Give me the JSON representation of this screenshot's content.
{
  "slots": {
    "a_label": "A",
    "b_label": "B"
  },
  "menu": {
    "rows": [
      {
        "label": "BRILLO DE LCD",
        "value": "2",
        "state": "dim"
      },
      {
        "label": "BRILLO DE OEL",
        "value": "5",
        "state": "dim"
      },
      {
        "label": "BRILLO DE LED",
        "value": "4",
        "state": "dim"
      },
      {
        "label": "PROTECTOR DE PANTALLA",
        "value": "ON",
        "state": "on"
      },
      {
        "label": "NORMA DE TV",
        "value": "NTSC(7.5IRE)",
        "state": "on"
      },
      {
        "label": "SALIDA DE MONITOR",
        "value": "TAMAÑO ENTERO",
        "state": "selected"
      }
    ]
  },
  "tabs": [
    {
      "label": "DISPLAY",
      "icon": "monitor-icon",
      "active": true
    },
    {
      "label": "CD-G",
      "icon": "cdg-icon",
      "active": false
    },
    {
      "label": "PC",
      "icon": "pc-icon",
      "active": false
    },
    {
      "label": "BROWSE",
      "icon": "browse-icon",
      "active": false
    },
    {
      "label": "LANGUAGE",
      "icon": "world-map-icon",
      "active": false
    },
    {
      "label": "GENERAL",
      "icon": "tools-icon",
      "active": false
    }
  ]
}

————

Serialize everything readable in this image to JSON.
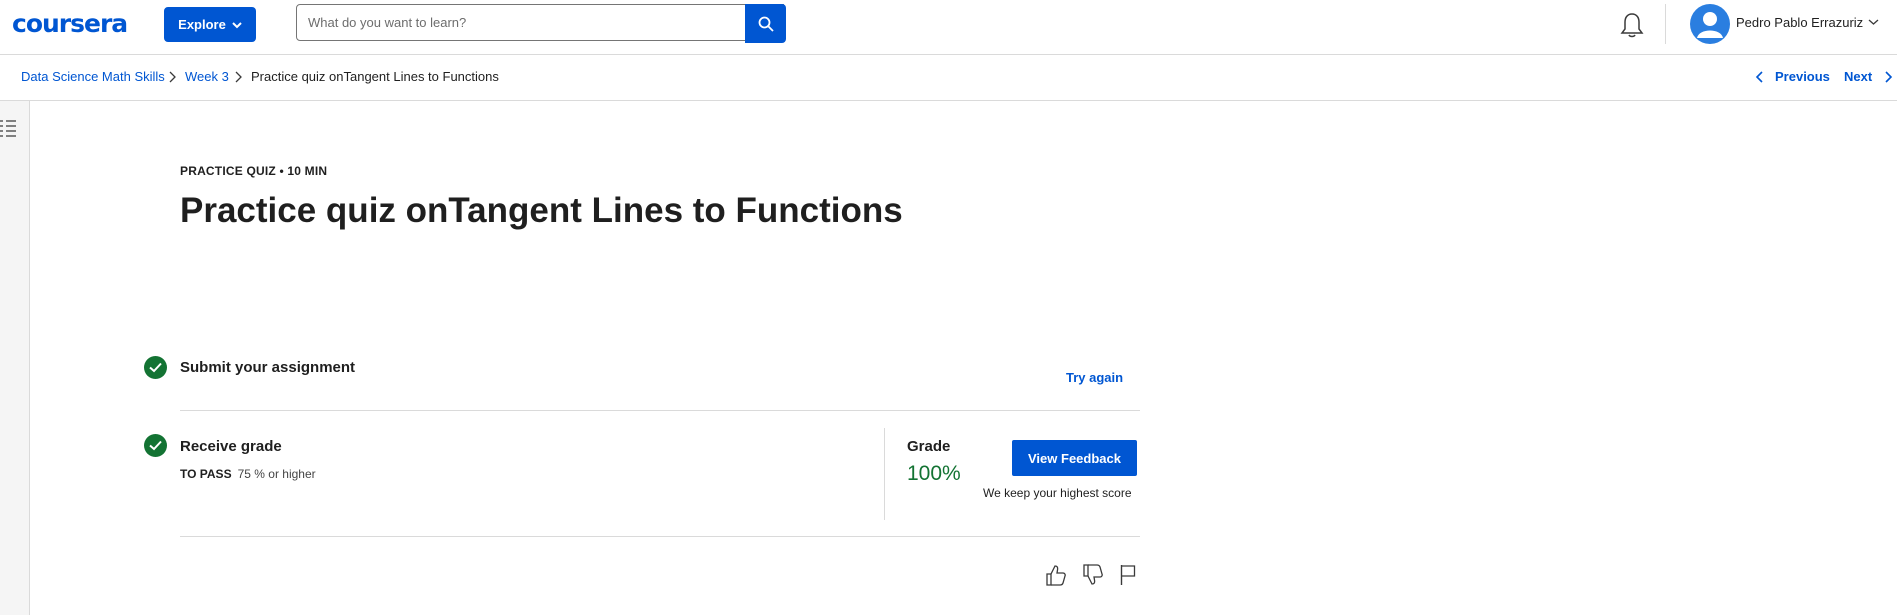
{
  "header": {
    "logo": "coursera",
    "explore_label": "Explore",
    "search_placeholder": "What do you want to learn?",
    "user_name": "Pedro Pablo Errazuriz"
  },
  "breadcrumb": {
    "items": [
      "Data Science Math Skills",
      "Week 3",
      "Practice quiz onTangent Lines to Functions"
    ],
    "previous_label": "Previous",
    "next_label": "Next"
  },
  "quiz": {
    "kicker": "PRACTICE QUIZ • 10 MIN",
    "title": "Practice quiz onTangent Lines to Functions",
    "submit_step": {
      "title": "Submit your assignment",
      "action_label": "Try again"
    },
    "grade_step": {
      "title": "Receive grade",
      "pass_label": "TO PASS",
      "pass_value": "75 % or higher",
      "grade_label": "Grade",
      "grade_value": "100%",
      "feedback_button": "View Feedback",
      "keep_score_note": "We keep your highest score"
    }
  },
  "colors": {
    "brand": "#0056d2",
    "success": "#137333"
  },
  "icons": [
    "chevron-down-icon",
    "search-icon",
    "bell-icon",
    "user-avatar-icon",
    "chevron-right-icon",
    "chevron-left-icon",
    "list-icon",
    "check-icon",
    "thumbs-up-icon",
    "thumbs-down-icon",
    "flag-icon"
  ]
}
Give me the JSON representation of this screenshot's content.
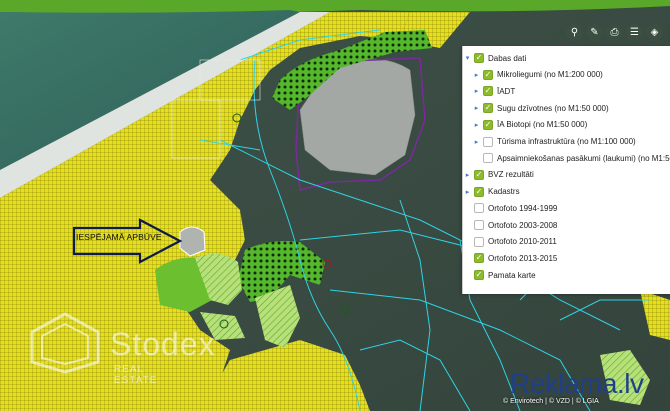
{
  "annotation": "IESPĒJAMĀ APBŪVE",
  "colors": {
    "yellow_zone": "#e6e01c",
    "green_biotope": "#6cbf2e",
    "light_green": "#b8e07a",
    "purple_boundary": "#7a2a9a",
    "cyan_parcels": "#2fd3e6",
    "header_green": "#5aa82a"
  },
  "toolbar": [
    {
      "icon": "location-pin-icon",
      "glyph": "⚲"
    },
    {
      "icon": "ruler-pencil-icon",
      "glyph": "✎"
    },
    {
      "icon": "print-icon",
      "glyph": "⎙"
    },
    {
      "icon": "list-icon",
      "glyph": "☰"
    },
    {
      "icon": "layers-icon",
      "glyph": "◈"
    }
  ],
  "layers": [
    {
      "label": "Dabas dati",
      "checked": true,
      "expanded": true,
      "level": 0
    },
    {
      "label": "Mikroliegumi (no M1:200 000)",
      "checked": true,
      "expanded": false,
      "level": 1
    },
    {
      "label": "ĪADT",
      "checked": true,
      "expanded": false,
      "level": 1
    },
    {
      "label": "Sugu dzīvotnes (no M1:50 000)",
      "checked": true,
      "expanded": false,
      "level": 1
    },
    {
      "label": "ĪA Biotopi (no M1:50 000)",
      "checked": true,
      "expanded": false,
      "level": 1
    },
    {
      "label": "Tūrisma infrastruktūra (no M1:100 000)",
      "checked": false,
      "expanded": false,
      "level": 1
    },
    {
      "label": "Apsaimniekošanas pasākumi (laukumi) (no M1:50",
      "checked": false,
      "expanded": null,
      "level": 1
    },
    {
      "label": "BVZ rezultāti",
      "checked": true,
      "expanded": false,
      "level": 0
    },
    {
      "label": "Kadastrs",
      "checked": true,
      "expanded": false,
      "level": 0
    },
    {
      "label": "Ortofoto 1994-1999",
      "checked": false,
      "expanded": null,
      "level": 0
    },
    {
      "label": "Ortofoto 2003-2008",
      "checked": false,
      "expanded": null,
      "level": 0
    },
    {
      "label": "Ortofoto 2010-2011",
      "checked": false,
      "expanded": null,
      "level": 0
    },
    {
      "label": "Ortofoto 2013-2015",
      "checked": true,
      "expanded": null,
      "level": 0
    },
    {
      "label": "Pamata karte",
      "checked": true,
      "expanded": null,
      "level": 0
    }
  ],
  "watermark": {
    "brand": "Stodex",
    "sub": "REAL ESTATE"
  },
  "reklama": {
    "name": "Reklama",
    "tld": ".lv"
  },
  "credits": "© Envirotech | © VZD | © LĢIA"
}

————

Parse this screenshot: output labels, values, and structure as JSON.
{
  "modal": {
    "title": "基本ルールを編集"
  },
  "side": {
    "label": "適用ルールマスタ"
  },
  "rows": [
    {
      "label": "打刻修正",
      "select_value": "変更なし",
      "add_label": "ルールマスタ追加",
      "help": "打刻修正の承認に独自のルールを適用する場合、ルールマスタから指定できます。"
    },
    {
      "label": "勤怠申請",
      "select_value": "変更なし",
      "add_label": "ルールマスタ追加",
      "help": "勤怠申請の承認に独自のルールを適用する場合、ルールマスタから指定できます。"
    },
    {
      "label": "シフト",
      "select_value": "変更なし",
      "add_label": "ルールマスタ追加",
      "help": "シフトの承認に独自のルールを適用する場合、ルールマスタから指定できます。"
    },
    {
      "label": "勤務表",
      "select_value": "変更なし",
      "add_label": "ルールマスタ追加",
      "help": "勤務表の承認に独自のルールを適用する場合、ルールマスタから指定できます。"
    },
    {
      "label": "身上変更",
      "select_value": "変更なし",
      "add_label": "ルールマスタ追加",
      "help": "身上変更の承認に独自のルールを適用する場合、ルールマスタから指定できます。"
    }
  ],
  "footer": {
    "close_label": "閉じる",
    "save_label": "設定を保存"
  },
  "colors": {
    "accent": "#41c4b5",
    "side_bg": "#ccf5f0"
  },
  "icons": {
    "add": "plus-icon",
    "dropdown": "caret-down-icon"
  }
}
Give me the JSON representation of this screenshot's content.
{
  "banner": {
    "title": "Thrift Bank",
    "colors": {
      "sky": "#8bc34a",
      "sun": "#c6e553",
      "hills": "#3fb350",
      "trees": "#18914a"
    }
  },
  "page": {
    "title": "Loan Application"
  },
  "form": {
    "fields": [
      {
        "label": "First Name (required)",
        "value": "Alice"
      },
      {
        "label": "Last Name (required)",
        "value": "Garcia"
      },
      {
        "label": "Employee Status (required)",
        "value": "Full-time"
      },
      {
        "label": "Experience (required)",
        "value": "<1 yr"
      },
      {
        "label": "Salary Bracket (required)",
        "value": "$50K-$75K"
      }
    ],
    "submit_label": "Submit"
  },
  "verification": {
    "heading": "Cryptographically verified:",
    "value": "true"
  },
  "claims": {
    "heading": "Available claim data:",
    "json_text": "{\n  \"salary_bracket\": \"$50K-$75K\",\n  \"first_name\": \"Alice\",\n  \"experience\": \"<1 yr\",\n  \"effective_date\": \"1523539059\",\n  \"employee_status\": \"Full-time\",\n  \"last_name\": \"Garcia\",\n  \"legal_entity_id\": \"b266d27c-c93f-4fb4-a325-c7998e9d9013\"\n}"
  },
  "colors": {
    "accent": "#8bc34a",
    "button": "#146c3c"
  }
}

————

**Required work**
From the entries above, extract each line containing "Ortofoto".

**Problem solution**
      "label": "Ortofoto 1994-1999",
      "label": "Ortofoto 2003-2008",
      "label": "Ortofoto 2010-2011",
      "label": "Ortofoto 2013-2015",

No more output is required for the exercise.